DD: It’s interesting. With most of the questions you’ve asked, my answers have gone back to a teacher in my life. I see education as a place of contact. Education is a field where you get to help people, who are at the beginning of their journey, receive what they need to reach different milestones and levels of life. In time, as they reach these new heights, they get to pass on what they’ve learned through their own words and actions. If you’re willing, you can see eternity in that. My goal is to become an educational leader. I’ve always wanted to make life better for people. Education is one of the ways I anticipate doing that.
BB: How did you find out about The Adroit Journal? What made you apply to be on the staff?

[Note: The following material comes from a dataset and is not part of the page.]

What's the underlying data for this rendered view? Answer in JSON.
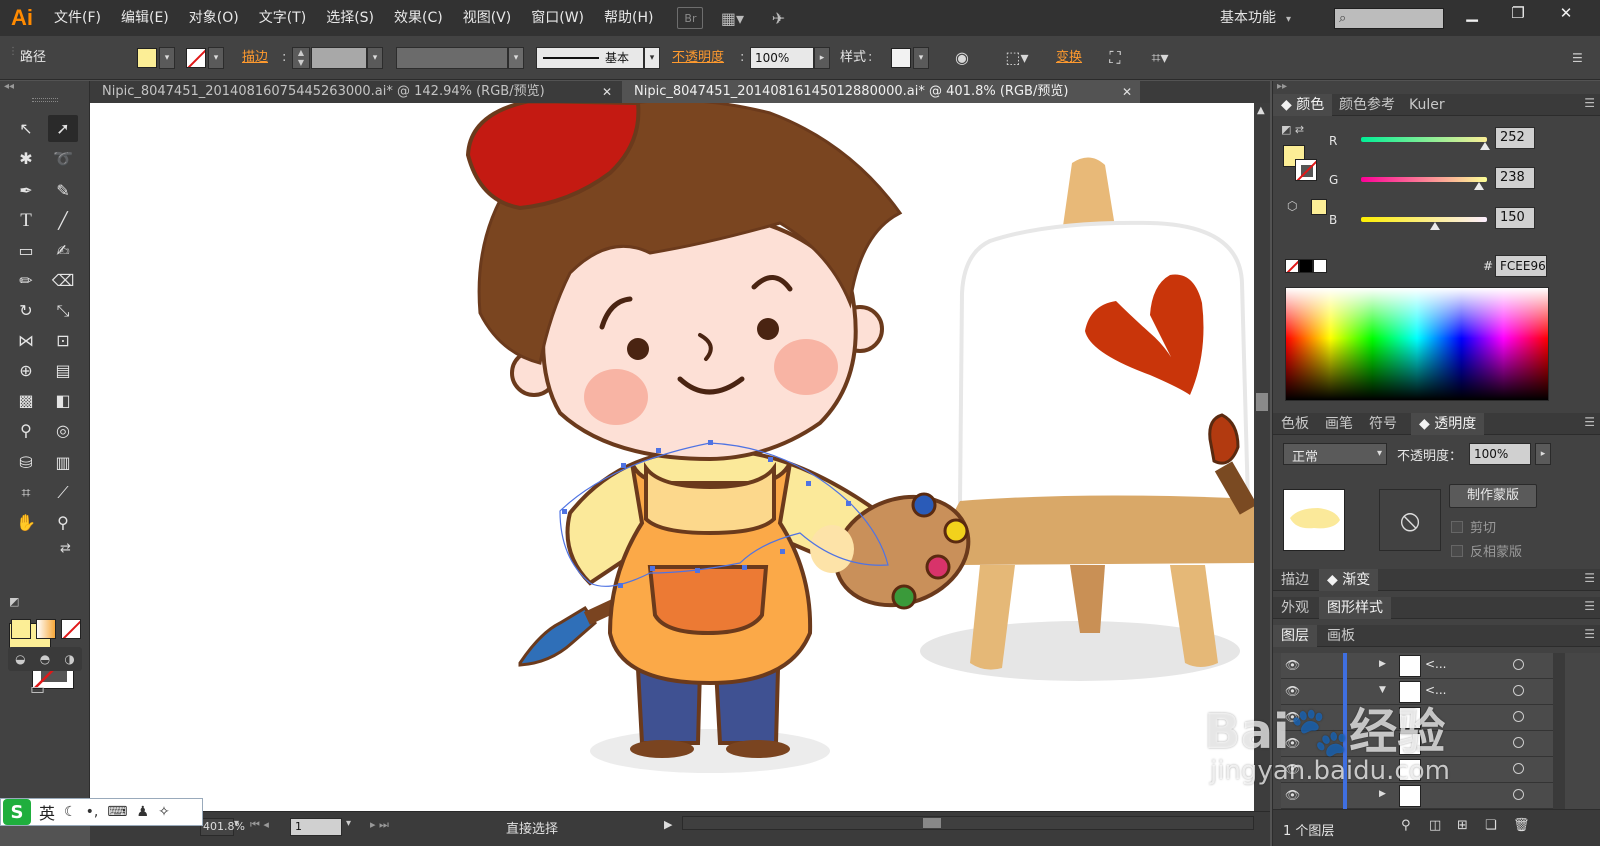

DD: It all really goes back to [The Adroit Journal founder and editor-in-chief] Peter LaBerge. I think I was at Johns Hopkins when I heard about this guy, Peter, and I was like, man, this guy is out here ballin’. Not balling in terms of—I mean, balling, yes, in terms of what he’s accomplished at his young age, but also in terms of just his involvement in the world of poetry in general. I told Peter this when I was interviewing for the Managing Editor position. From afar, I’ve been inspired and encouraged by him and his journey.
More formally, a mentor of mine, Kyle Dargan, was generous enough to ask me to interview him for an Adroit conversation in the Enlightenments section. I had a great experience doing that. From there, my communications with the journal started.

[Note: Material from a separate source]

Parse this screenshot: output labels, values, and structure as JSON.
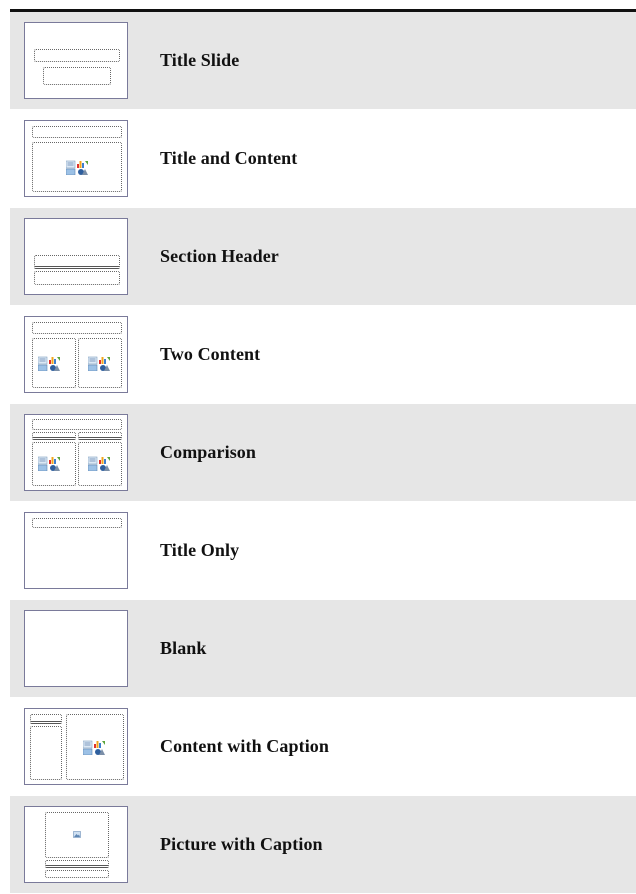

BB: For those who aren’t familiar with the role of Managing Editor, can you walk us through the usual tasks that come with the position?
DD: I handle the construction of our issues. I make sure that every issue, when it’s published, is as perfect as we can get it. I manage our deadlines, communicate with our contributors, chime in on decisions etc. I work closely with the wonderful Matilda Berke, who’s our editorial manager, and incredible Dené Dryden, our web editor. Outside of my work on Issues, I try to be the best team player I can be, which takes many forms. I recently led our efforts at AWP, am currently working on some fun in-house initiatives for our staff, and am in constant communication with other staff members at the journal.
BB: Who are you reading lately? Which authors are currently influencing and inspiring you?
DD: Yusef Komunyakaa is always on my list. Sylvia Plath is on my list. Natalie Diaz, too. Phillip B. Williams is on my list. I’m writing a review on his book Mutiny. I also draw a lot of inspiration from film and sometimes television, so directors and auteurs have a profound influence on me. I’m thinking a lot about manuscript construction and I’ve been trying to key in tohow creators and directors like say the Duffer Brothers and their team structure their seasons, develop their plot, and get the most out of their characters (and as a result, their audience).
BB: What advice would you give to aspiring poets?
DD: Don’t put too much pressure on yourself. And be present. One of my favorite writers, William Stafford, every morning he would get up and write. In one of those sessions, which ended up being the last one he did, he wrote a poem [titled “Are You Mr. William Stafford?”] where the lines read, “‘You don’t have to/ prove anything,’ my mother said. ‘Just be ready/ for what God sends.’” I’ve held onto that forever. I think it’s so beautiful.